If third-party payment for medical bills is so wasteful, why do Americans rely on it so heavily? The main reason is tax law. Employer payment of health insurance premiums is excluded from the taxable income of employees, a subsidy worth up to 45 cents on the dollar for many workers.7 Yet, until recently, employer deposits to an employee owned and managed health savings account (HSA) were fully taxed — meaning government took almost half the deposit for the middle-income workers. Thus, the tax law generously subsidized third-party payment of medical bills but penalized deposits to accounts used to purchase care directly. As a result of legislation that became effective in 2004, these perverse incentives are finally changing. [See Figure II.]
12/17/2005 8:22pm, #2
- Join Date
- Apr 2004
- I'm surrounded by farms in middle america.
It appeals to me on a personal level but I don't like the idea because often times, any serious medical emergency could suck 2K dry in about an hour. Not all medical expenses are driven by "lifestyle choices."
While there should be a carrot & stick to encourage good health, I don't think this is the answer. Maybe a discount/bonus for good health & semi-annual checkups or somesuch, but the consumer driven drivel just doesn't work. (and I'm an economic convervative)
As I understand it, Insurance works on the basis of everyone won't be sick at once, so those that are well pay the bills for the few that are sick (in theory). I don't think the consumer model you propose takes into account the economics of scale that our current insurance model takes advantage of.
/I'd expand further, but I've got to go meet a beautiful woman in 20 minutes.
12/17/2005 8:30pm, #3
Wow. I wish they had something like that up here. I owe Medical services plan like, $800....for nothing. I haven't seen a doctor in about 4 years, yet they continue to bill me.
12/18/2005 12:30pm, #4
- Join Date
- Oct 2004
- Kansas City - the mecca of civilization
Yeah there obviously would be some bugs to work out such ER visits from accidents. But I think it is a better place to start then with what we have now.
I've actually heard the "...don't worry how much, we'll just bill your insurance..." too many times.
12/18/2005 3:47pm, #5
I'd have to see more specifics, but I think the basic idea is fine. So long as every person has access to health coverage, then I'm happy. If people choose to squander their medical money on booze and hookers, then they're up **** creek and that's okay by me. If they want to spend their money on ho-hos and yoo-hoo, then yeah, they can eat my ass when they need a wheelchair to get around town.
However, if people are simply going to waste this money, why give it to them in the first place?

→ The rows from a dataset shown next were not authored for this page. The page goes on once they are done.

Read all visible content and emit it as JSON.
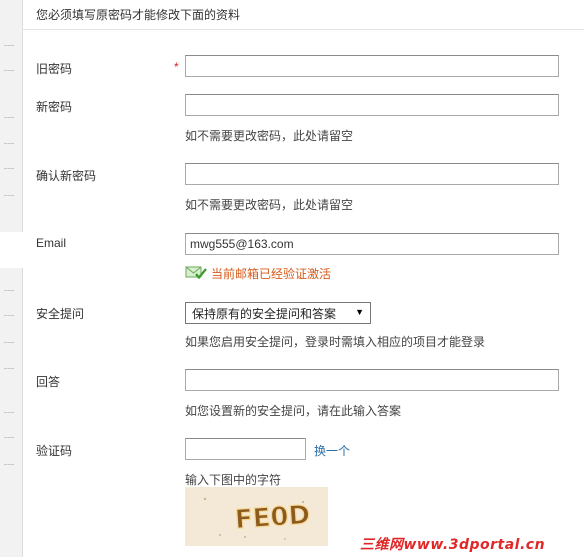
{
  "notice": "您必须填写原密码才能修改下面的资料",
  "fields": {
    "old_password": {
      "label": "旧密码",
      "required_mark": "*",
      "value": ""
    },
    "new_password": {
      "label": "新密码",
      "value": "",
      "hint": "如不需要更改密码，此处请留空"
    },
    "confirm_password": {
      "label": "确认新密码",
      "value": "",
      "hint": "如不需要更改密码，此处请留空"
    },
    "email": {
      "label": "Email",
      "value": "mwg555@163.com",
      "verified_text": "当前邮箱已经验证激活"
    },
    "security_question": {
      "label": "安全提问",
      "selected": "保持原有的安全提问和答案",
      "hint": "如果您启用安全提问，登录时需填入相应的项目才能登录"
    },
    "answer": {
      "label": "回答",
      "value": "",
      "hint": "如您设置新的安全提问，请在此输入答案"
    },
    "captcha": {
      "label": "验证码",
      "value": "",
      "refresh_link": "换一个",
      "hint": "输入下图中的字符",
      "image_text": "FE0D"
    }
  },
  "watermark": "三维网www.3dportal.cn",
  "colors": {
    "required": "#e02020",
    "verified": "#d65b1b",
    "link": "#2a6ea6"
  }
}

12/18/2005 5:17pm, #6
There would have to be a commensurate adjustment in education to address a consumer-driven health care system.

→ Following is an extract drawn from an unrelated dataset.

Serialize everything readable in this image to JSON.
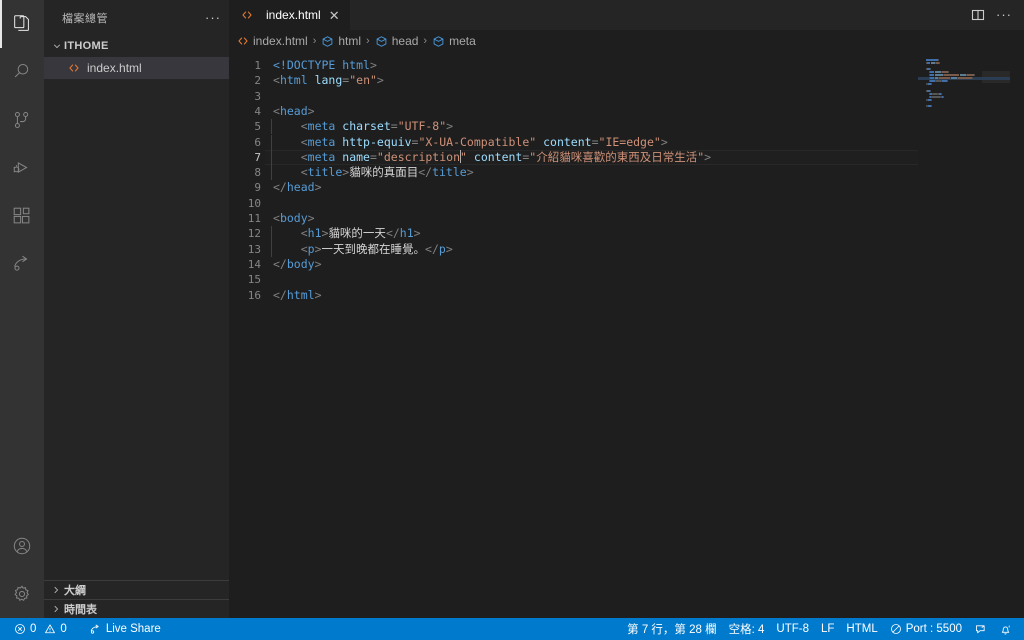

Just like if citizens had a greater say in their retirement planning with Social Security. If you give them greater control without education, then you either have to let them suffer and die, or spend more money to care for the people who frittered away their cash and now burden the system.
But I like the general idea, as I have the means and capabilities to best determine my health needs.
12/18/2005 5:57pm, #7Originally Posted by bekaYou can't make people smarter. You can expose them to information, but your responsibility stops there.